CAIRO — Egypt’s president has held talks with CIA director John Brennan in Cairo that touched on regional conflicts and terrorism.
A government statement Sunday said the meeting between Brennan and President Abdel-Fattah el-Sissi focused on “ways of enhancing bilateral relations” and regional issues. It said both sides agreed to continue “consultation and coordination on issues of mutual interest.”
The visit by Brennan was not previously announced.
Egypt remains a key US regional partner, despite tensions following el-Sissi’s overthrow of Islamist President Mohammed Morsi in 2013, Egypt’s first-ever freely elected leader and a member of the now-outlawed Muslim Brotherhood.
El-Sissi has been promoting the idea of a pan-Arab military force to intervene in regional conflicts, and is active in the coalition against Iran-backed Houthis in Yemen.
Egypt increasingly has been targeted by Islamic militants and its strategic Sinai Peninsula is home to an extremist group that has pledged its loyalty to the Islamic State group.
Egypt’s struggles with regional jihadist forces was highlighted Sunday by the visit to the country of the UK’s Archbishop of Canterbury Justin Welby. The Church of England leader offered his condolences to Egyptian officials over the beheadings of 21 Coptic Christians by jihadists in Libya.
The Copts, 20 of them Egyptian, had traveled to Libya for work. They were kidnapped and executed by Islamic State fighters in February, provoking Egyptian air strikes on IS targets in the strife-torn country.
During his one-day visit, Welby met Sissi, Sheikh Ahmed al-Tayeb, the grand imam of Al-Azhar, the highest authority in Sunni Islam, and Coptic Pope Tawadros II, officials said.
Welby offered his “condolence over the killings” of the Copts, Sissi’s office said in a statement.
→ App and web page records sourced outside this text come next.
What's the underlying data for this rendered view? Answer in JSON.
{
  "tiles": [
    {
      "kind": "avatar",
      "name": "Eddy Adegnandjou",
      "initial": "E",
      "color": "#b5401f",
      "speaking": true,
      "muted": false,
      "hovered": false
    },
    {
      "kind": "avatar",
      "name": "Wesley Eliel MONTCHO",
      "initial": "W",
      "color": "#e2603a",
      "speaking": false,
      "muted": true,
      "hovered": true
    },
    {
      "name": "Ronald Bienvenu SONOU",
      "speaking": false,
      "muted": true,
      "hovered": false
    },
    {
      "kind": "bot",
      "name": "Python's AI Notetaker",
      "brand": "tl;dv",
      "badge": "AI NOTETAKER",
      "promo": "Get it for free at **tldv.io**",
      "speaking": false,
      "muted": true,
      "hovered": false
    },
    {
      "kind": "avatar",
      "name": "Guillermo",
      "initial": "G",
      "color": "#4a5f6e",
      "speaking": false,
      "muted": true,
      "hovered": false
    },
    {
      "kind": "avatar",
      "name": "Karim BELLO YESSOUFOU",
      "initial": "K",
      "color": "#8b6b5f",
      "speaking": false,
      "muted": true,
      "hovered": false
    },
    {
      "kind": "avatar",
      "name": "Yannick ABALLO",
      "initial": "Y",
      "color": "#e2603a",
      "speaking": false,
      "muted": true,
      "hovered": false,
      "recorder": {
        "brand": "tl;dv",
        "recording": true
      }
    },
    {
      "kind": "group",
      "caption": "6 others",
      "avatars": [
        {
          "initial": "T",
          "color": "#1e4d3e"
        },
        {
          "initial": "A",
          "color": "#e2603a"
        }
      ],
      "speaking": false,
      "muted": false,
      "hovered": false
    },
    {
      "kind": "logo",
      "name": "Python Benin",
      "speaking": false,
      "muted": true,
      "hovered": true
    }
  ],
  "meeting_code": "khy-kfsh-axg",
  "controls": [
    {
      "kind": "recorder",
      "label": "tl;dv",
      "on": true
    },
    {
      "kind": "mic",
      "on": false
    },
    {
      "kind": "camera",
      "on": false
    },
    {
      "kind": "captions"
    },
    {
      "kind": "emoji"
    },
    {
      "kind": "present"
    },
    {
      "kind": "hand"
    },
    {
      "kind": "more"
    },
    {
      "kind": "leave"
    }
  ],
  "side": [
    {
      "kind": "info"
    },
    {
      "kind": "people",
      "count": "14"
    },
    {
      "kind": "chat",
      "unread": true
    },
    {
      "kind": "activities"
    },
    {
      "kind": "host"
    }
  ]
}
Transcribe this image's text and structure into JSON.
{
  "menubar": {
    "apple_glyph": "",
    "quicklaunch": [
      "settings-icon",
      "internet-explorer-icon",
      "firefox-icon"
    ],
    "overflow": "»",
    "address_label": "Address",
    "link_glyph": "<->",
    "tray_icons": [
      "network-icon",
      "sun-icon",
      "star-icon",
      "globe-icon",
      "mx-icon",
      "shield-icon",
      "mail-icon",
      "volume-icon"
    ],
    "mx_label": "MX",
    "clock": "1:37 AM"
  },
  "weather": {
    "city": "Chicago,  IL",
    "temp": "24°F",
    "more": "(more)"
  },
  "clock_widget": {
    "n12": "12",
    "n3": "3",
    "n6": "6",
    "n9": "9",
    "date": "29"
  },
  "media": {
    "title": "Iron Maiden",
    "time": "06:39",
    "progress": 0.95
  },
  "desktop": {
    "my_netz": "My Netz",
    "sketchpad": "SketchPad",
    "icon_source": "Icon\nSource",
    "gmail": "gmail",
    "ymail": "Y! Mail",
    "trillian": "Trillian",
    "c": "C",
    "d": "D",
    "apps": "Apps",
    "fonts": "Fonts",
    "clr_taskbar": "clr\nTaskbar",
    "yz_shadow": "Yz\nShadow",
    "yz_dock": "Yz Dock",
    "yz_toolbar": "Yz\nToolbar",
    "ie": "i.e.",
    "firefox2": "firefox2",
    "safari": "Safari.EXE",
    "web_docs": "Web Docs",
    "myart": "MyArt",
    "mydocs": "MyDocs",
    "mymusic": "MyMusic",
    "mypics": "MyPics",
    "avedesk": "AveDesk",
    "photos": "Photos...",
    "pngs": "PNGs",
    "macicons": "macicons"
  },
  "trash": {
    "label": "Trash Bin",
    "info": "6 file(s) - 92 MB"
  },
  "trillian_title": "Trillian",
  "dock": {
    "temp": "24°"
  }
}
He was also to lead a communion service at the All Saints’ Angelican Cathedral in Cairo’s upscale Zamalek district.